Ceramic Artifacts (Sherds)
Ask an archaeologist . . . Kristie Kendall, Historic Preservation Coordinator, Piedmont Environmental Council (PEC), submitted these photos to DHR. PEC is curious about the timeline for these artifacts. Kendall added this information: PEC owns several properties in Virginia, including a 50-acre parcel known as the Piedmont Memorial Overlook on Ovoka Mountain next to Sky Meadows State Park. The Piedmont Memorial Overlook sits within a large block of privately and publicly protected land that is a patchwork of forest, livestock pasture and mountainous fields. The property is accessible from Sky Meadows State Park and the Appalachian Trail. Kendall adds: Historic research into the property revealed that it was part of an early land lease. A widow named Joanna Pede Marshall came to the mountain shortly after her husband's death in 1792 and had a home constructed for her and her children, near that of her brother-in-law, Moses Green, and others including the O'Rear family. We recently located the remains of a home site on the property, which we believe to be the Marshall homeplace. Documentary research suggests the Marshall Family inhabited the house by from the late 18th century through 1870 to 1880. Afterward, it appears a series of tenants may have resided here until about 1900-1920. We have recovered (surface) artifacts from the area around the home site, which has historically been undisturbed pastureland, and believe they may have belonged to the Marshall family.
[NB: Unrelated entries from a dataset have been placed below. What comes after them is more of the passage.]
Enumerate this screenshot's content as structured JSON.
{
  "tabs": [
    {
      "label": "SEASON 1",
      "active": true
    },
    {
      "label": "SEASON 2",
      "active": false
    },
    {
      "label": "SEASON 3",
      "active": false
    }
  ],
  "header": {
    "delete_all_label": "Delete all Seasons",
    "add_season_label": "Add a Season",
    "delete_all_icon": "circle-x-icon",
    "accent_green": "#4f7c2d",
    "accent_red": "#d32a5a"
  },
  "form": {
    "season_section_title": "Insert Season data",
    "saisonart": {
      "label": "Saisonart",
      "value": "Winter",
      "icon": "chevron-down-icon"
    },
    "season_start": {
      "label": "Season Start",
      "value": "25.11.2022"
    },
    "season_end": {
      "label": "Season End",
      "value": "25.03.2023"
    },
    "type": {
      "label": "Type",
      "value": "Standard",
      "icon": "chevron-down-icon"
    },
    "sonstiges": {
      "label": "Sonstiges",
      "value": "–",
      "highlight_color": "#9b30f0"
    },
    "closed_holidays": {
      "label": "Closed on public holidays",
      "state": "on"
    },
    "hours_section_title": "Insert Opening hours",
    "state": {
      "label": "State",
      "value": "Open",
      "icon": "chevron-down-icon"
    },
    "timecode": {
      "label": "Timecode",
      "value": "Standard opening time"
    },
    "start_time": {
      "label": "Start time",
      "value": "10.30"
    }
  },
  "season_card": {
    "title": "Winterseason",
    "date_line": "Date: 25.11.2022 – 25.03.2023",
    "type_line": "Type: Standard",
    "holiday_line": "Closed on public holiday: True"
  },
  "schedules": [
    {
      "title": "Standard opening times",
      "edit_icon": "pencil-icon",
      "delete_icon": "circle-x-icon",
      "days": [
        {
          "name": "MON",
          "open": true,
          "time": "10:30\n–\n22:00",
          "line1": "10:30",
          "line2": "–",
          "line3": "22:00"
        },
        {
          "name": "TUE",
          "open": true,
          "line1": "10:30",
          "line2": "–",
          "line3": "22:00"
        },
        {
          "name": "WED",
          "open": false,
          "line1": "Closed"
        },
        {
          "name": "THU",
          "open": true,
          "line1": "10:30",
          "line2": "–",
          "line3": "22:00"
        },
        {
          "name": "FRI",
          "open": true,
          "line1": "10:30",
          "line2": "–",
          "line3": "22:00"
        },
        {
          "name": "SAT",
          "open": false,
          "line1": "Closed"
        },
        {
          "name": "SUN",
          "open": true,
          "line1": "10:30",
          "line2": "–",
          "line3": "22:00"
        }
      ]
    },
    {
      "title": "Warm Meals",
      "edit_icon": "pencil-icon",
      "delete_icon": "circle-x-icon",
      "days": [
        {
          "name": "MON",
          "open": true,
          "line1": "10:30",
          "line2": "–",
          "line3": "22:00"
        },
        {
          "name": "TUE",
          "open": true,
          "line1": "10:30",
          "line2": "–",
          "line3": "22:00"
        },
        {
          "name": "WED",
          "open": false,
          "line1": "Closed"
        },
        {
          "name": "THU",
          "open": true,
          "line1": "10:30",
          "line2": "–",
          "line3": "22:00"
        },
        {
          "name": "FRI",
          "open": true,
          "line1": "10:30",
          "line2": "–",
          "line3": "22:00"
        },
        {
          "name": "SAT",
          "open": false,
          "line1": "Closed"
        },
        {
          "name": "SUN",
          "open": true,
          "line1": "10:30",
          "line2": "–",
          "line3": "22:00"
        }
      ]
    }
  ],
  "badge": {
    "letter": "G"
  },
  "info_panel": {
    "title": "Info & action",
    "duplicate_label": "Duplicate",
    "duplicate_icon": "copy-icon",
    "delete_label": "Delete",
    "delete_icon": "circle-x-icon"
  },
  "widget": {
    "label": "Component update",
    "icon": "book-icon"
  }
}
DHR archaeologist Mike Clem’s response: Ceramic artifacts are one of the primary means of dating an archaeological site. The more sherds collected, the better for establishing an accurate period of occupation. Taken into consideration along with glass, nails, and other remnants left by the inhabitants, the whole collection can really tell a story. It is sometimes difficult to identify artifacts, especially certain ceramic and glass fragments, from photographs. All the same, these ceramic fragments appear to be either pearlware and/or whiteware with a transfer printed pattern. Pearlware resulted from the ongoing attempt by English potters to replicate the beautiful white porcelain dishes, with their intricate blue decorations, imported from China. The use of cobalt as an additive in the glaze gave pearlware a slight blue tint, as opposed to the buttery looking creamware that preceded it. Both ware types were introduced by Wedgewood. Pearlware was first developed just before 1780 and overlapped with the production and continued use of creamware into the first decades of the 1800s. The production of creamware essentially ended about 1820 and pearlware transitioned for another decade or so. As the use of cobalt as an additive in the glaze of these white earthenwares decreased, so did the bluish tint characteristic of pearlware. This transition phase leaves us with what became known commonly as whiteware. The first transfer printing was done just a few years after pearlware was first introduced and continued on throughout the 1800s. To me, the pattern on these sherds seems to be Chinese or Chinoiserie styles. These patterns date to the earliest decades of the 1800s but continue for many years because of their popularity. The reverse side of the sherds (photo above) does not appear to show much, if any, bluish cobalt tint. Together the pattern and lack of tinting leads me to believe that we’re looking at early whiteware. So, I’d place these somewhere in the middle of the Marshall family’s occupation at the site, in the 1820s to 40s. A very good description of the early white earthenwares of the period and transfer printing can be found online at the website of Maryland's Jefferson Patterson Park and State Museum of Archaeology. * * * Do you have an artifact you’ve found in Virginia that you would like to know about? Send us a photo or several of good quality and focus. Ideally, the photo(s) will have a scale – a ruler or a coin or something recognizable pictured next to the object so that we can get a sense of the size of the item. Also, please let us know approximately where the item was found. Our team of experts will get together, identify the item, and give it some context – its function, and who would have used it and where it was made, etc. We are interested in both historic and pre-contact period artifacts – broken or whole. It doesn’t matter. As we all know, a single artifact is interesting but without its original context (the soil in which it was found, it’s placement in relation to other artifacts, etc.) it will only tell a limited part of the story. By using our knowledge of similar items that have been recovered from a good context we hope we can elaborate generally on the bigger picture of a time period and the people who may have used the particular item. Send your photos to Ask an Archaeologist. Let us know if it is OK to use your name or not.